Speed Scandal (aka Scandal Makers, Speedy Scandal) – 과속스캔들
Director: Kang Hyeong-Cheol (강형철)
Cast: Cha Tae-Hyun (차태현), Park Bo-Yeong (박보영), Hwang Seok-Hyeon (왕석현)
A 30 something bachelor suddenly finds out he is both a father and a grandfather as a result of his first sexual experience in the 9th grade? What sounds ridiculous actually works extremely well. South Korea’s most successful comedy to date is an incredibly fun affair, anchored by great performances (even by the often one-note Cha Tae-Hyun) and an incredibly cute little boy. But it’s also a very affecting film that, though it may teeter on the edge of thematic indecency, manages to avoid alienating audiences with either tasteless content or over-cooked melodrama. In short, an exceptionally enjoyable film that proves great success need not come in blockbuster form and that quality cinema can be accessible and commercial so long as it focuses on engaging characters and genuine emotions.
Cha Tae-Hyun is Nam Hyeon-Soo, a wannabe TV idol and sort-of-popular radio personality with the ultimate bachelor lifestyle – he’s wealthy, he has gorgeous women in tow, and he’s scandal-free. While on his show, he counsels a disaffected young woman named Hwang Jeong-Nam (Park Bo-Yeong) to visit the father she’s never known and introduce him to the grandson he doesn’t even know exists (Hwang Seok-Hyeon). She agrees, and Hyeon-Soo is proud of himself for this seemingly good bit of advice… until she shows up at his apartment door with her son, Hwang Ki-Dong, ready to move in. Naturally, Hyeon-Soo wants to avoid any scandals of this magnitude. If word got out that his very early sexual experience (hence the title gwasok) produced a child who also had a baby at a young age, he could potentially be ruined.

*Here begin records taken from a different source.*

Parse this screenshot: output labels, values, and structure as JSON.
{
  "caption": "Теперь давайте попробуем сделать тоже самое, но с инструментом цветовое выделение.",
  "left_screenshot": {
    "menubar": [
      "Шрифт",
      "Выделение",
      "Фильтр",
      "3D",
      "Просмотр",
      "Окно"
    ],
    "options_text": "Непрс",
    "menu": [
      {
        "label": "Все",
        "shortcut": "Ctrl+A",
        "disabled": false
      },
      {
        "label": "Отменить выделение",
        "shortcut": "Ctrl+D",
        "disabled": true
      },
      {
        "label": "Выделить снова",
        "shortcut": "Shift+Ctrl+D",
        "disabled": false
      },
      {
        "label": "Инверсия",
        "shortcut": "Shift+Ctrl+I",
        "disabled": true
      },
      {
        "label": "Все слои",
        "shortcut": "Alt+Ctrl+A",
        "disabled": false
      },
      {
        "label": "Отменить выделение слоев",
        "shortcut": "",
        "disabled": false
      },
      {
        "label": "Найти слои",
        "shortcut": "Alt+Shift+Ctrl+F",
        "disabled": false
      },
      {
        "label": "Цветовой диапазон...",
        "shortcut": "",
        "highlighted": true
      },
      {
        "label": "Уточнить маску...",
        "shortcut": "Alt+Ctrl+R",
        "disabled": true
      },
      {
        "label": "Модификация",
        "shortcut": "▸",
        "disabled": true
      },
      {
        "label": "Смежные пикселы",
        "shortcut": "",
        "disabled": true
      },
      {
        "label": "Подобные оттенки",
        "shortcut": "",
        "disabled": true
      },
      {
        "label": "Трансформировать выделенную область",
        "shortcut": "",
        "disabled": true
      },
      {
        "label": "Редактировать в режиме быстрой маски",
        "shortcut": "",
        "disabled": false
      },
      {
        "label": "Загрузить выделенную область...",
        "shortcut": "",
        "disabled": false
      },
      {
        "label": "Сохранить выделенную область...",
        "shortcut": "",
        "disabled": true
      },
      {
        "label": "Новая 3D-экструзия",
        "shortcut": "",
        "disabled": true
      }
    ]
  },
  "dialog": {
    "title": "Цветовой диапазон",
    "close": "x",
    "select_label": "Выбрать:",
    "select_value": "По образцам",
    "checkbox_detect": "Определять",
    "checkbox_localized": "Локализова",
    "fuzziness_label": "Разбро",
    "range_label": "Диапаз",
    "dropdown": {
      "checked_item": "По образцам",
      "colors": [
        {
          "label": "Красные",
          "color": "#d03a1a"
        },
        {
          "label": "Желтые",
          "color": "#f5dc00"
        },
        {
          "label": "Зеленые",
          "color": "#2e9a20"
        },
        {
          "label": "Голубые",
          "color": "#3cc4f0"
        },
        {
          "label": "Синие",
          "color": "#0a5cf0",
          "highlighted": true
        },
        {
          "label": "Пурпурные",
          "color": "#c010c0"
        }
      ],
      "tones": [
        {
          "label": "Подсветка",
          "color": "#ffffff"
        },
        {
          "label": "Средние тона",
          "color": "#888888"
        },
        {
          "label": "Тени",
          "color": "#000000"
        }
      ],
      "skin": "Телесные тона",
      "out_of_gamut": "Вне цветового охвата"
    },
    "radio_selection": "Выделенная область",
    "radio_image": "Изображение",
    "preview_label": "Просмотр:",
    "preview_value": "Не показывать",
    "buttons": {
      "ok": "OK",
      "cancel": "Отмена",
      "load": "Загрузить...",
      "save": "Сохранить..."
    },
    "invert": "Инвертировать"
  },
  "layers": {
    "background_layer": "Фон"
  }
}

It is how Hyeon-Soo deals with this new living arrangement that makes the film what it is. After a DNA test, performed by his veterinarian friend, proves the direct relationship, he realizes that he can’t just disregard his own daughter and grandson, but his desire to maintain a somewhat normal bachelor lifestyle while indulging his daughter’s desire to be a singer and his grandson’s need for education and a healthy childhood simply cannot coexist. In one particular subplot, he places Ki-Dong in a kindergarten class under the pretense that he is his uncle as opposed to his grandfather. The charade builds as Hyeon-Soo immediately falls in love with Ki-Dong’s stunning kindergarten teacher and subsequently uses Ki-Dong to extract information about her availability and likes/dislikes. Take a look:
It’s a hilarious sequence, made more endearing by Hwang Seok-Hyeon as Ki-Dong who falls in love with one of his classmates. It’s tough for child actors to get through a film without coming across as either forced, fake, or just flat out annoying (look at Willow Smith in I Am Legend for a great example; she’s in the film for all of five minutes, yet she makes worse an already awful film!!), but the filmmakers wisely rely on Seok-Hyeon’s charming physical traits, particularly his sudden shifts in facial expressions and his close relationship with the two leads, as opposed to feeding him a wealth of dialogue. Faring equally well is Park Bo-Yeong as Jeong-Nam. Despite this being her first acting job, and despite it being a large role, she handles it beautifully. Not only is she a fantastic singer, but she comes across as a very determined young lady who is simply seeking the love and support of her father, and her method of reconciling her own dreams with the needs of her newly expanded family feels very natural. Here she is singing in the studio while her secretive father watches in quiet amazement:
Plot-wise, the filmmakers never lose sight of the purpose of Hyeon-Soo’s relationships with his progeny – this is about his growth as a character. Cha Tae-Hyun actually gives a deeper and more mature performance than he usually does as his character goes from a carefree playboy to a responsible and loving father/grandfather. He plays it well, and his transition manages to be both affective yet in line with the film’s overall charming demeanor. For example, when Hyeon-Soo comes into contact with the father of his grandchild, his instinctual violent reaction is comical as well as a great example of Korean male culture.
But beyond simply focusing on the characters, Speed Scandal does what the best films do – it is infused with culture (as in the above example). Not unlike Bong Joon-Ho’s (봉준호) monster success The Host (괴물), which touted fantastic effects and a far-reaching scope in addition to the idea of three generations banding together in a time of crisis, Speed Scandal is indeed about the family. The film doesn’t pander to what usually defines a traditional family, and instead stresses generational ties in spite of the storied unconventional family and its disfunctionality. Complaints about the whereabouts of Jeong-Nam’s mother (Hyeon-Soo’s childhood lover) or the sudden appearance of Jeong-Nam’s lover are moot when you realize that the events presented to us in the film are for the development of Hyeon-Soo and his new family. This is not about the emasculation of Korean men, but the maturation and adaptation necessary to grow as a human being.